Problem to solve ▸ Report every line of the entries that contains the word "icon".

*** Opening of Data records ***

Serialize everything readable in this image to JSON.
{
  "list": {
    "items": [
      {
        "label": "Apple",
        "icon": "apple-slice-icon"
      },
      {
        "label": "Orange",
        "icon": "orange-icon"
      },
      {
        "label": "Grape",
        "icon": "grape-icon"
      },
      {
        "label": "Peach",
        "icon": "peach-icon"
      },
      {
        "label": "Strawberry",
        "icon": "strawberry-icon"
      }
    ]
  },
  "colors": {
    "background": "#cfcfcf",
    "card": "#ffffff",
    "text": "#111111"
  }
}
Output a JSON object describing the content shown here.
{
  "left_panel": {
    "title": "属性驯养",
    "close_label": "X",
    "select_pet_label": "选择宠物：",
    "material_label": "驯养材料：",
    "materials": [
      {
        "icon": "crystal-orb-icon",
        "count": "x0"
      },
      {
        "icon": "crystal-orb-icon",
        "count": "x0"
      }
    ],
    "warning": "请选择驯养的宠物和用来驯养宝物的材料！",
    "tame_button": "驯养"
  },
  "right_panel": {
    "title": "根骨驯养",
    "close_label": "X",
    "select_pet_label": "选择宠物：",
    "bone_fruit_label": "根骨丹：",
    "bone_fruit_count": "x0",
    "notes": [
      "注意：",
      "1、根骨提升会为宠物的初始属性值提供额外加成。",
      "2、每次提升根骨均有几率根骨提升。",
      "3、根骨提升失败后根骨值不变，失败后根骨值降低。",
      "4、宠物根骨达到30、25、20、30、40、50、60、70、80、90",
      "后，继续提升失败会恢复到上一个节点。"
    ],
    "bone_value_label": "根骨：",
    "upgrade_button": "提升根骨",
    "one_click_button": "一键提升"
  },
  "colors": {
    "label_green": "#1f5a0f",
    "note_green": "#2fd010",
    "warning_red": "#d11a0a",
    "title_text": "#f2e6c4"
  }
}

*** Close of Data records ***

Response to the task ▸
        "icon": "apple-slice-icon"
        "icon": "orange-icon"
        "icon": "grape-icon"
        "icon": "peach-icon"
        "icon": "strawberry-icon"
        "icon": "crystal-orb-icon",
        "icon": "crystal-orb-icon",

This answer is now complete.